Activity Report of Open Application Course vol.10
Collaborative research on bio-electrochemical measurements using nanocarbon electrodes by graduate students of India and university students of Indonesia.
Report from Tominaga laboratory, Graduate School of Engineering, Saga University
A total of 3 persons, including Mr. Ponnusamy Arul, a graduate student at Gandhi Gram Rural University in India, and Mr. Riki Hermawan and Mr. Fariz Hidayat, 4th year undergraduates at Surabaya Institute of Technology in Indonesian, were invited for a period of 15 days from July 24th to August 7th, 2018.
The fabrication of single-wall carbon nanotube composite electrode, and the application of bio-electrochemical measurement was done, as a collaborative research program. In particular, this collaborative research program was done on the development of an interface design aimed at functionalization of an interface of single-wall carbon nanotube composite electrode, application of these designed electrodes to the anode of a microbial fuel cell, and development of highly sensitive detection and highly sensitive sensors for important biological molecules.
On the weekend, they went to Kumamoto and visited the Kumamoto Castle, Suizenji gardens, and the city area that was damaged by the Kumamoto earthquake and which is now under restoration. In addition to learning Japanese culture, they realized that the earthquake countermeasures of Japanese houses were advanced. They visited Saga City Eco Plaza and Saga Castle Historical Museum, and learned about the efforts towards development of biomass industrial cities in Saga prefecture and the history of Saga City, to deepen their understanding of Saga prefecture. They participated in the Summer Seminar for Young Analytical Chemist in Kyushu, and made the poster presentation of research results done at the laboratory of their home country.
Introduction of the state of activities at Saga University Graduate School of Science and Engineering (Department of Chemistry and Applied Chemistry).
The original carbon nanotube composite electrode was made in the accepting laboratory. Using this electrode, a highly sensitive sensor for glucose detection using an electrode with the interface functionalized with MOF (Metal Organic Framework) was developed. Mr. Riki Hermawan and Mr. Fariz Hidayat of Surabaya Institute of Technology, who were already conducting collaborative research, fabricated the anode of a microbial fuel cell using a nano carbon modified electrode and conducted a performance evaluation. It seems that this was a good opportunity for explaining the experimental operations in English for the Japanese students who helped in the training.
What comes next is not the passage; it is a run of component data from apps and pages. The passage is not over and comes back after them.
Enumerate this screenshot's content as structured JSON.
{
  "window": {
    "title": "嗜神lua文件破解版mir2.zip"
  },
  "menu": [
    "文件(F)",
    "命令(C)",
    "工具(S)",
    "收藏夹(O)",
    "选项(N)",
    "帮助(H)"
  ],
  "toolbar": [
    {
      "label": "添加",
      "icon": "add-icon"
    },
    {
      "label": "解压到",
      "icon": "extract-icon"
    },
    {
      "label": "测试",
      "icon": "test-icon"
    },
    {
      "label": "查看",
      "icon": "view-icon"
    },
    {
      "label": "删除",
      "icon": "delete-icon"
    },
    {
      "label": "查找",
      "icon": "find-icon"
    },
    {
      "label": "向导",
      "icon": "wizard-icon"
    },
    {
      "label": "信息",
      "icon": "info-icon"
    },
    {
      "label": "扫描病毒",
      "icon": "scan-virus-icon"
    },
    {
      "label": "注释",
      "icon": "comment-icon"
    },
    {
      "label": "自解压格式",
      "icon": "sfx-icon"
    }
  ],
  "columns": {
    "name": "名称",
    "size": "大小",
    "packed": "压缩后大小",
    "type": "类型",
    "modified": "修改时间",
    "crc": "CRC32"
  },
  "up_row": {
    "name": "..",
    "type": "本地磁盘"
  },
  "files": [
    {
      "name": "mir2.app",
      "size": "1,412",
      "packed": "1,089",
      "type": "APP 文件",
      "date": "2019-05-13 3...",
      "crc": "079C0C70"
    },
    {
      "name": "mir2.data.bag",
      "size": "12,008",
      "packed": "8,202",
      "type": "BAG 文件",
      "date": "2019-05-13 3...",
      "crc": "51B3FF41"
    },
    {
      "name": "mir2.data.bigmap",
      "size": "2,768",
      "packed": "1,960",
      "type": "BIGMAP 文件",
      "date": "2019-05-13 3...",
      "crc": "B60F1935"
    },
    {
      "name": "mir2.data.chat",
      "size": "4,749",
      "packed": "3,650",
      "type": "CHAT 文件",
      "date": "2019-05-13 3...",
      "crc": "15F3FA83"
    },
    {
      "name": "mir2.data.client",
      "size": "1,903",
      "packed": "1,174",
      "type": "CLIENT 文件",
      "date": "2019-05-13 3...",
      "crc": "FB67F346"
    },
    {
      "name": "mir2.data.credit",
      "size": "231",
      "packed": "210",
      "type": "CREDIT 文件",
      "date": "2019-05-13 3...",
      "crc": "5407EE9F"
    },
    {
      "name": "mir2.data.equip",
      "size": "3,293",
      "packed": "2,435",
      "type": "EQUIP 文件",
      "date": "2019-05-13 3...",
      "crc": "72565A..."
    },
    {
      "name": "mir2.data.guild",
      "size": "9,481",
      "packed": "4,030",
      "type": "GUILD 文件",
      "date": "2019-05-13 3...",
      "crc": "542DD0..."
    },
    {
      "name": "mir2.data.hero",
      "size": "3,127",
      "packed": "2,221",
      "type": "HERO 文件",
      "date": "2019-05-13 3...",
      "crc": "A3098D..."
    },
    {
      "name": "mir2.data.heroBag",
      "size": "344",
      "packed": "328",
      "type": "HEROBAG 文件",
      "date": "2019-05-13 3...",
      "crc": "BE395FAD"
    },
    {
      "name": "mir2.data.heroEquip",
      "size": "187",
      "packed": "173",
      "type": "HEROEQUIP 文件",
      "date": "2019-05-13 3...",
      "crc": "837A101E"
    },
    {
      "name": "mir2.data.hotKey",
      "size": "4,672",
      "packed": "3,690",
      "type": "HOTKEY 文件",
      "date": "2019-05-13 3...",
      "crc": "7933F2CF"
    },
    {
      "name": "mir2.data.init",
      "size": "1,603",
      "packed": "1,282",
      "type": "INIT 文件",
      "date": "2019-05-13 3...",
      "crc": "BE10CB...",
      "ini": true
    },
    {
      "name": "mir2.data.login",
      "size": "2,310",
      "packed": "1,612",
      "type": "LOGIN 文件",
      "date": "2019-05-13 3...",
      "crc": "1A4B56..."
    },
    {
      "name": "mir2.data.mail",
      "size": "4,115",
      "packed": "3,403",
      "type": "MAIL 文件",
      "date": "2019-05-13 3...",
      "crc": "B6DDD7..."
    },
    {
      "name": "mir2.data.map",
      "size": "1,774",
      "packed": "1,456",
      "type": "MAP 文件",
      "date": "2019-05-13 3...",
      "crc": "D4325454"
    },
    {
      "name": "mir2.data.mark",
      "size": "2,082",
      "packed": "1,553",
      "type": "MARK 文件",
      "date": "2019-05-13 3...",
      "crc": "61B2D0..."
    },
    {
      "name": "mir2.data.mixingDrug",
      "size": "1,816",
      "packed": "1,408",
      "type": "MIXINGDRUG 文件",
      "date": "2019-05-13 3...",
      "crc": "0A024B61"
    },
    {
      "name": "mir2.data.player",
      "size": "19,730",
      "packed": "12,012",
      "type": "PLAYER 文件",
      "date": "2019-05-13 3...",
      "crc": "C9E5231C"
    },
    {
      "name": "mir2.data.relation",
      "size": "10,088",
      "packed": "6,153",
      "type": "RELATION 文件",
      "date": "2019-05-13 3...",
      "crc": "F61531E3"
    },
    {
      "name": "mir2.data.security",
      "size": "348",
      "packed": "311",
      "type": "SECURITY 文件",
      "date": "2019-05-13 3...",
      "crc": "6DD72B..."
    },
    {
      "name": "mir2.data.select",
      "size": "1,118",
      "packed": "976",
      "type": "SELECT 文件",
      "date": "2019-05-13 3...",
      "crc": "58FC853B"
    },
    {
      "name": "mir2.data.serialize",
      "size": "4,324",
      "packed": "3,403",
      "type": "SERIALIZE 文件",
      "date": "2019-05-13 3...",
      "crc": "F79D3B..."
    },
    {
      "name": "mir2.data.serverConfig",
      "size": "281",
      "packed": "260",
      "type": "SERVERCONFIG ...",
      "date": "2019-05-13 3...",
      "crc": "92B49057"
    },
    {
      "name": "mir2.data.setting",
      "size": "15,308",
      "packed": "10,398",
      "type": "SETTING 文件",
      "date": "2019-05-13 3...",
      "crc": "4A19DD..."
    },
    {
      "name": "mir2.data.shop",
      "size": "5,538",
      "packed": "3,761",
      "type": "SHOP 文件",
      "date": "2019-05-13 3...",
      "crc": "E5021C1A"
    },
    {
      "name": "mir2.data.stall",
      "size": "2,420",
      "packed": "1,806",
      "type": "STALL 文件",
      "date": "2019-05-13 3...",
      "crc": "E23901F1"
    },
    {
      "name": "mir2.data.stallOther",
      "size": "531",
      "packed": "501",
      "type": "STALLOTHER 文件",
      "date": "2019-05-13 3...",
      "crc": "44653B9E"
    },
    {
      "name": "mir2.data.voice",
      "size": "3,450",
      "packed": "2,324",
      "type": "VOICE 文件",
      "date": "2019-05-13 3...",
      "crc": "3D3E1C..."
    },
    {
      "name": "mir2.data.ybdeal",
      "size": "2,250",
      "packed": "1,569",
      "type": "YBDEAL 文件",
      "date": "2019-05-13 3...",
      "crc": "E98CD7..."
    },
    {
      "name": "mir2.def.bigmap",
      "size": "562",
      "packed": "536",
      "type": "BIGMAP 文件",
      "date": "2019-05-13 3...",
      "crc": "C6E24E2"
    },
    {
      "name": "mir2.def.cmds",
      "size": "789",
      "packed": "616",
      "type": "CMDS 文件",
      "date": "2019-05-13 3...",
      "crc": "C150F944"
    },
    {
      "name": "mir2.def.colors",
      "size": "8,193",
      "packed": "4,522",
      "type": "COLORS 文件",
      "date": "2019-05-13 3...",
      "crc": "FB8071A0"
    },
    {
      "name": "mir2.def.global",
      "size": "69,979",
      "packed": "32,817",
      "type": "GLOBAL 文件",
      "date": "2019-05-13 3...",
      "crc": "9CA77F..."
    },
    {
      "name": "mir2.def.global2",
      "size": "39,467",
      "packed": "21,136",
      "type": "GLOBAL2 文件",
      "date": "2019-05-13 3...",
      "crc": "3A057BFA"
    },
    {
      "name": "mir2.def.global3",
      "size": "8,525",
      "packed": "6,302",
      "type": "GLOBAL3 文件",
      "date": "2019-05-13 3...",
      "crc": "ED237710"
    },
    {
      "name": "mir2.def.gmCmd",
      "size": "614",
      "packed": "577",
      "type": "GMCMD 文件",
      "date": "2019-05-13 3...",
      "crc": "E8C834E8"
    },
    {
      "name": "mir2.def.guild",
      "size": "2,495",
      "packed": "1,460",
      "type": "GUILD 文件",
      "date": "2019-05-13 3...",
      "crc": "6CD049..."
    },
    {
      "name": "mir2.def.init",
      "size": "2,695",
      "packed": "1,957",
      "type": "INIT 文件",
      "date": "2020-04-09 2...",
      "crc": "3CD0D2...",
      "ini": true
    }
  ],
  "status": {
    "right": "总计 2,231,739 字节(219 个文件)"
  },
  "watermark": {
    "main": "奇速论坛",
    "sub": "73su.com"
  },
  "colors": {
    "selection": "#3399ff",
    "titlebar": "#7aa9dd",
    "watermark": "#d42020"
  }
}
The three invited students gave presentations in English for about 20 minutes each about the research results obtained in the program and introduced the research of their home university. The Japanese undergraduate students and graduate students also introduced their own research in English for about 10 minutes each.
<Inspection and academic conference>
On July 28th (Saturday), they participated in the 36th Summer Seminar for Young Analytical Chemist in Kyushu and also made a poster presentation. Then they traveled to Kumamoto City, and visited the Kumamoto castle, in the urban area that was damaged by the Kumamoto earthquake, and which is now under restoration. It seems that they realized the magnitude of the earthquake by seeing the large stone that had fallen down. It seems that they were very interested in the Japanese-style garden at the Suizenji gardens. It was a pretty hot day, but they appeared to be reasonably unhampered by the heat.
On July 31st (Tuesday), they visited Saga City Eco Plaza, Okuma Shigenobu Memorial Hall and birthplace, Saga Prefectural Honmaru History Museum, and learned about the relationship between Saga City and Japanese history, and the efforts towards development of biomass industrial cities of Saga prefecture.
<Impressions of Japanese graduate students>
Impressions from the graduate students who lead the program.
Mr. T: I was in-charge of the Indian student. I was able to learn the differences in culture and economy between India and Japan, while having the lunch together and talking. I was also able to learn new methods of thinking by discussing the experimental results. This program was also a good experience for me.
Mr. S: I was in-charge of the two Indonesian students with the same research theme as myself, and each of them shared their skills and know-how. As we discussed the experimental results, the understanding became deeper, and we were able to find a new approach for the issue. Through this program, I was able to cultivate the ability to discuss equally with overseas people, in addition to deepening my understanding of cross culture.
The award ceremony for the course completion certificate was held on the day before they were leaving for their home country. A “Takoyaki” party was held as a farewell party. The cooperation in cooking between the invited students and the Japanese students, made for a happy, harmonious and wonderful moment.
Finally, they would like to express their sincere gratitude to all the administrative staff of the university for their cooperation in conducting this program, and to all the students of the university who made a great contribution. They deeply appreciate the “SAKURA exchange program in Science” for its support.